— Required work —
Your task is to copy each line of the material that includes "已被删除".
[Data provided — start]
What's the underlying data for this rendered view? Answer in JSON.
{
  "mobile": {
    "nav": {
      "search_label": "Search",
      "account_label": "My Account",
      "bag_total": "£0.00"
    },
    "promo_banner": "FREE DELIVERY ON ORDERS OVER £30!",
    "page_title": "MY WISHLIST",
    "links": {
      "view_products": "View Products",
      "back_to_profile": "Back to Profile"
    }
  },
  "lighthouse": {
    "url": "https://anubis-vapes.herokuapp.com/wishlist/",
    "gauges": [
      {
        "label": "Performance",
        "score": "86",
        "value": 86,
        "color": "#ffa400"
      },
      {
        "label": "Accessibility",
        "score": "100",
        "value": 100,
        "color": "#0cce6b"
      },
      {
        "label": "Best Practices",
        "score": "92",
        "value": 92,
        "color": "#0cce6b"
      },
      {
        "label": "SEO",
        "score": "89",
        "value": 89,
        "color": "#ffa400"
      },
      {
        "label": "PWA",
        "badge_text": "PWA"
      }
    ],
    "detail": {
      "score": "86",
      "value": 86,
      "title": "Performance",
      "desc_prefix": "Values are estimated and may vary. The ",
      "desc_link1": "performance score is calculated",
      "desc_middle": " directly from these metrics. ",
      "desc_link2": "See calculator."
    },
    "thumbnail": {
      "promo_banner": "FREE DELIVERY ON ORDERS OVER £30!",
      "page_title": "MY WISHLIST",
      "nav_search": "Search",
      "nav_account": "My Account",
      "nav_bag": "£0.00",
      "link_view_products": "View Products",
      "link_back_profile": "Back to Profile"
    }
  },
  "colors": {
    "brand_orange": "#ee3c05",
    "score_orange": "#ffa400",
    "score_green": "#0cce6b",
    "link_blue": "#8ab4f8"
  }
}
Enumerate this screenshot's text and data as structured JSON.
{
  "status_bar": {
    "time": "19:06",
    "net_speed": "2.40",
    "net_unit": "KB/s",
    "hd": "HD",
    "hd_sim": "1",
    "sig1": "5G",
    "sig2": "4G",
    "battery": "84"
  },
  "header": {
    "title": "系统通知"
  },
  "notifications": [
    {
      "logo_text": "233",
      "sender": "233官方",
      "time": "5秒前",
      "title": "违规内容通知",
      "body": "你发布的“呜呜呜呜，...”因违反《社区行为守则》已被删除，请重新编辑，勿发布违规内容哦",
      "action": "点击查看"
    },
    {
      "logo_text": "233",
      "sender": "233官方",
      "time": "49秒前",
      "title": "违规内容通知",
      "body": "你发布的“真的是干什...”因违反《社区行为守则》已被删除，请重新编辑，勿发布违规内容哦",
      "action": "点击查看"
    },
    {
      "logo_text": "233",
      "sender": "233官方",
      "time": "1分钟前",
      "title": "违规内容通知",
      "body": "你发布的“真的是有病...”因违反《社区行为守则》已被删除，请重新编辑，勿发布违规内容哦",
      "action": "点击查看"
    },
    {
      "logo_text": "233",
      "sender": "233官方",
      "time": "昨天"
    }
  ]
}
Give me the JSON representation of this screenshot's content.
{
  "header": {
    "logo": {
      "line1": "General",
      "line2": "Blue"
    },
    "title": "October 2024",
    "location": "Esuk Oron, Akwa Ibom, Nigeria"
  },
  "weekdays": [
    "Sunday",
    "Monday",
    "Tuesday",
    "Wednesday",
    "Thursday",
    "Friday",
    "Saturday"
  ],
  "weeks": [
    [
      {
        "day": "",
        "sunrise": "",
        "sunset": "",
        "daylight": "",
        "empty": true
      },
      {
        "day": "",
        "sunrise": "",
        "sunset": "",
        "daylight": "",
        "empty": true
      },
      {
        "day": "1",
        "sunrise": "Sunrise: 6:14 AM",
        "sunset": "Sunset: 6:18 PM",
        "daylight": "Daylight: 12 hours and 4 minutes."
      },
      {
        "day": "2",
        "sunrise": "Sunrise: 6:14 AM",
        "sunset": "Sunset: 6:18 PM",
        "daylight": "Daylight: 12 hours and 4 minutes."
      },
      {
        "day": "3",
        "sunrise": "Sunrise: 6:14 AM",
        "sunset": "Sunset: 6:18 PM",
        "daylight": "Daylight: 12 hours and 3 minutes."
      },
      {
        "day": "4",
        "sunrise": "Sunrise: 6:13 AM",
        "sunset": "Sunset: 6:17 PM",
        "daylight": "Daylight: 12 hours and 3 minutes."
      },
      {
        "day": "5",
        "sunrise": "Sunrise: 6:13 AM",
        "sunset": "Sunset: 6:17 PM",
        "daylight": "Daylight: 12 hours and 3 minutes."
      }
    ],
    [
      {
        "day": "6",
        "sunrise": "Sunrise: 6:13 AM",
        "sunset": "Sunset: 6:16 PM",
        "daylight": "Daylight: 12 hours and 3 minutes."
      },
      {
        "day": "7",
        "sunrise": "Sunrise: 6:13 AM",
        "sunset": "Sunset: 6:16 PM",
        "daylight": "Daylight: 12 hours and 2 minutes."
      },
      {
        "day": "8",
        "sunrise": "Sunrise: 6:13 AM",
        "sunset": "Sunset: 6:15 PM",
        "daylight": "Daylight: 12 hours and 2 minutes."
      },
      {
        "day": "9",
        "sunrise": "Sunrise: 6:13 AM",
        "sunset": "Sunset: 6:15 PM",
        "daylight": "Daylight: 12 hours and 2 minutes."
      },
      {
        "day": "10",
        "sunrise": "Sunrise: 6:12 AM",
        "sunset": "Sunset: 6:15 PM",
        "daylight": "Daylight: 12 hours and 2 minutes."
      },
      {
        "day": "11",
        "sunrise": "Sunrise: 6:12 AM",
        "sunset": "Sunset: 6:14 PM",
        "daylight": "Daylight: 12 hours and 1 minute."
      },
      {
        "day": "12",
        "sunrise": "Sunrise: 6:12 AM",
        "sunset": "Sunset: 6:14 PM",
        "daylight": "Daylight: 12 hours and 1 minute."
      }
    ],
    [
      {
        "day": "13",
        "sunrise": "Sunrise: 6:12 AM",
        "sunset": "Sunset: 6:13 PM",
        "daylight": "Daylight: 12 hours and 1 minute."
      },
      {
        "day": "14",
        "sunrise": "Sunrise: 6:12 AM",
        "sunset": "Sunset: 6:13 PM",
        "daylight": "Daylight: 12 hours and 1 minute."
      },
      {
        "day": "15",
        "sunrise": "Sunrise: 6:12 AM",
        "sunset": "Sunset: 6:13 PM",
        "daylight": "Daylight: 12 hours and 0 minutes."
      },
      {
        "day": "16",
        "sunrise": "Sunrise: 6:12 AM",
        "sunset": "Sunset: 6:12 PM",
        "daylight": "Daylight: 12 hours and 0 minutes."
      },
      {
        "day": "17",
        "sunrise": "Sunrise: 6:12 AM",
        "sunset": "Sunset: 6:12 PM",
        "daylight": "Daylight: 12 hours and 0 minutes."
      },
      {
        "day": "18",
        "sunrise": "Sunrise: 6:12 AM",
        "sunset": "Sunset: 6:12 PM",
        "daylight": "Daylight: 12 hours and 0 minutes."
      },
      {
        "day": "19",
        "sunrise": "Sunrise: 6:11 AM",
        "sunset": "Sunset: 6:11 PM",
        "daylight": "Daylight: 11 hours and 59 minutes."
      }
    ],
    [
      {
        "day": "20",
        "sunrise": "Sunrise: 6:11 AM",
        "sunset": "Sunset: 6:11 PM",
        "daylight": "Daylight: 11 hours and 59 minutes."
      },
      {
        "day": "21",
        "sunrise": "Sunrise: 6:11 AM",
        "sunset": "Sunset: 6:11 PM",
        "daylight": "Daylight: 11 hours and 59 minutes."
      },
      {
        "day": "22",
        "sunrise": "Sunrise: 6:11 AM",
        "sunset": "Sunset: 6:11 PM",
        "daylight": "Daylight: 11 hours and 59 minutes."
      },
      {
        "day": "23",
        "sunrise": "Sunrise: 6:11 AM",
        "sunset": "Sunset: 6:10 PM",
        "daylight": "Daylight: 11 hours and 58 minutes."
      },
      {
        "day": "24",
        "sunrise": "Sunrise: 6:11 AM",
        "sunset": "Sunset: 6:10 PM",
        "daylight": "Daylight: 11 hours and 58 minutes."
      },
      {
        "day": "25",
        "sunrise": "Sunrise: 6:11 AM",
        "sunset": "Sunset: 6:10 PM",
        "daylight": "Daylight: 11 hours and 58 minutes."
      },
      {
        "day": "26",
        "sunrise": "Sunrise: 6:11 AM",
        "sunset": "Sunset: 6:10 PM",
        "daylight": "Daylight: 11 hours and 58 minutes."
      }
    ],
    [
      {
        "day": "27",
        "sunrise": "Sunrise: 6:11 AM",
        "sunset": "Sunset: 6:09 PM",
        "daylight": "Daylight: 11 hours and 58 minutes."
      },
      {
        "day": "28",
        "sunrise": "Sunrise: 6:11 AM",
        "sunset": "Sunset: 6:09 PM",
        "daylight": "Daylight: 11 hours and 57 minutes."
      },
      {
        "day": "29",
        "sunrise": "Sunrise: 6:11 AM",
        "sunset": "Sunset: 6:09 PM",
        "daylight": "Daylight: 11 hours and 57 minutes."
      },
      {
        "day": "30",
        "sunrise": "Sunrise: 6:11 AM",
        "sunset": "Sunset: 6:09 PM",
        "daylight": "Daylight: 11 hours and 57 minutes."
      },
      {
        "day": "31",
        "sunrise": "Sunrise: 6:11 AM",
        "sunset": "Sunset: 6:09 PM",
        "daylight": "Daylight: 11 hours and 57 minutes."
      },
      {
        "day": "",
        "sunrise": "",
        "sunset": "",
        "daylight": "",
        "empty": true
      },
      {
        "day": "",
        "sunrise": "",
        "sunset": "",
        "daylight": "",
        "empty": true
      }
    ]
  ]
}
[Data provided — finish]
— Answer to the exercise —
      "body": "你发布的“呜呜呜呜，...”因违反《社区行为守则》已被删除，请重新编辑，勿发布违规内容哦",
      "body": "你发布的“真的是干什...”因违反《社区行为守则》已被删除，请重新编辑，勿发布违规内容哦",
      "body": "你发布的“真的是有病...”因违反《社区行为守则》已被删除，请重新编辑，勿发布违规内容哦",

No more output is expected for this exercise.